Experiencing Social AnxietyJuly 15, 2014
Counseling & Rewiring Through PracticeSeptember 19, 2014
A common misconception about ADHD (Attention Deficit Hyperactivity Disorder) is that those with the diagnosis are unable to pay attention to anything. But this is a limited representation and usually not the case.
For example, let’s say someone with ADHD is highly interested in math but not English. English class might become almost painful for the student to sit through. A person could daydream or feel tired as they sit through grammar lessons. BUT when they enter math class, they get excited and intensely focus on math problems. The brain is engaged and focuses well.
Many people living with ADHD can focus and might even hyper-focus on an area of high interest but lack attention to other areas that seem dull/uninteresting to them. They have the ability to attend but this extends mainly to what interests them and their brain, and they might not even realize their lack of attention in other areas.

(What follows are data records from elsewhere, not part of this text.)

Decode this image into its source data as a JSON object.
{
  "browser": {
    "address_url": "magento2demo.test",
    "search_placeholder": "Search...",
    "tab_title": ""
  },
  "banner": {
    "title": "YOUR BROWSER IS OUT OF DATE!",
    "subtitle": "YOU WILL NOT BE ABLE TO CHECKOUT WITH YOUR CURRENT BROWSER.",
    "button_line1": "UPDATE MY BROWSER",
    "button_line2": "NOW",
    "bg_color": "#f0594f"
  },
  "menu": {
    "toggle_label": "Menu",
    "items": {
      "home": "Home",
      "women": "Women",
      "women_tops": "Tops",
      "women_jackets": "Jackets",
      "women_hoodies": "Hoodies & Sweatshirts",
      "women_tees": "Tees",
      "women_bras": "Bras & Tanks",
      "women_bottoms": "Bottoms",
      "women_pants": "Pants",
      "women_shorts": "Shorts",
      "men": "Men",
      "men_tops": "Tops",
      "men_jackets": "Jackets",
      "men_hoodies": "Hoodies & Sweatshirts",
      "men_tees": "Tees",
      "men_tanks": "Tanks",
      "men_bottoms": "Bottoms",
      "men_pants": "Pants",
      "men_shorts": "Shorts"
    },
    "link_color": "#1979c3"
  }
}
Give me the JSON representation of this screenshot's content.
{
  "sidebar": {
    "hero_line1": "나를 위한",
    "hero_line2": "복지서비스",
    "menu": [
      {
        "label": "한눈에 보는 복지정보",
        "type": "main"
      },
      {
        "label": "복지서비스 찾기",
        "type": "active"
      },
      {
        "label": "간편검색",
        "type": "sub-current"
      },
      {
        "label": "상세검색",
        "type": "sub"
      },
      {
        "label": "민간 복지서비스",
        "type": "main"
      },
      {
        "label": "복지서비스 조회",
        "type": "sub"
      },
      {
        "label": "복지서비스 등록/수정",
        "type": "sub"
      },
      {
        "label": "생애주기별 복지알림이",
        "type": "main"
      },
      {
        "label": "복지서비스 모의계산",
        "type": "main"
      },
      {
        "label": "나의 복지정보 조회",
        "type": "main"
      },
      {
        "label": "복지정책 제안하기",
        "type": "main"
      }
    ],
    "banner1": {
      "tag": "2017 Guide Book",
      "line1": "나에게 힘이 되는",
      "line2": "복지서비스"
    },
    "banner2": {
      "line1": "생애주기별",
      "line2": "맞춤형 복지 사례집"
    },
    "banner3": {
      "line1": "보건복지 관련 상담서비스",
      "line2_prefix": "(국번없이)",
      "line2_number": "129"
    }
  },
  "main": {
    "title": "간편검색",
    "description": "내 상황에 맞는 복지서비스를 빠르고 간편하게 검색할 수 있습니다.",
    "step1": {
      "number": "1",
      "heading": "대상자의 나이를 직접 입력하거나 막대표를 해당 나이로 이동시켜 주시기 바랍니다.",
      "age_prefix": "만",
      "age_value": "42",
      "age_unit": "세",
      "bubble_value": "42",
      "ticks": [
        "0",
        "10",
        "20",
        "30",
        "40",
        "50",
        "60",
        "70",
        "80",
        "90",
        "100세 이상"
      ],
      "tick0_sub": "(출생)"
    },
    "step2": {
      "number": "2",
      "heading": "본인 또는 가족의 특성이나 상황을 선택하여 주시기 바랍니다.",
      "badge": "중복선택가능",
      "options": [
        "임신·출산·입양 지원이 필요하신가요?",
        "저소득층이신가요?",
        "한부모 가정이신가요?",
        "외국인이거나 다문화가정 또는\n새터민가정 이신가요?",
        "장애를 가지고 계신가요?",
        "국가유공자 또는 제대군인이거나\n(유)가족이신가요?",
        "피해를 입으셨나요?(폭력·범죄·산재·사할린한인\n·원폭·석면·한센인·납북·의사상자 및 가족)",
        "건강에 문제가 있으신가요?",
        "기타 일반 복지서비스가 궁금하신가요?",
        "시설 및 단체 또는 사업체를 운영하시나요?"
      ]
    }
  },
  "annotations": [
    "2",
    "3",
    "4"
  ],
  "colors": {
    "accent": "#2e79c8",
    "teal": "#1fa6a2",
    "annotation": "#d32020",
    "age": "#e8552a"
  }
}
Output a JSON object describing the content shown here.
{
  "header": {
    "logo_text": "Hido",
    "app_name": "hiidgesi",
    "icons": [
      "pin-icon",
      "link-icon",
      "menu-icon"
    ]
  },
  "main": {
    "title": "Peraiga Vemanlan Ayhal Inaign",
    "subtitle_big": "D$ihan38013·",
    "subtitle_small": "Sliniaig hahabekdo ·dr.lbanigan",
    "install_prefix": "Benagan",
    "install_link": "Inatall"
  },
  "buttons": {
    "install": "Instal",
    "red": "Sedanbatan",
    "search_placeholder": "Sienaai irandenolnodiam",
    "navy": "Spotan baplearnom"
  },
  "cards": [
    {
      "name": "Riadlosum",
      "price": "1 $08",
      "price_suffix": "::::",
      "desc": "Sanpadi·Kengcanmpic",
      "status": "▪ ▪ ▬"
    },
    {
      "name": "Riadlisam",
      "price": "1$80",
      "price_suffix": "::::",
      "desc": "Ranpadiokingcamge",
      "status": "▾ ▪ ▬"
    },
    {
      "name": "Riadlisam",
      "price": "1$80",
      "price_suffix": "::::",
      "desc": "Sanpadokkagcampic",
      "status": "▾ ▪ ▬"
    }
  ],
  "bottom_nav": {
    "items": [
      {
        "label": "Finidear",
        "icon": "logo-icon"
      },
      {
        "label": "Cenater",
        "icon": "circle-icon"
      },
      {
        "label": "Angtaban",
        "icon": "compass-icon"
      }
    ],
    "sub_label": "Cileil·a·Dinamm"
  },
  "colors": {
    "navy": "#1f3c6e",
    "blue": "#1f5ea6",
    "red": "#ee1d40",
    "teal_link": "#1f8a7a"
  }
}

Think of this way:
Low Interest = High Symptoms
High Interest = Low Symptoms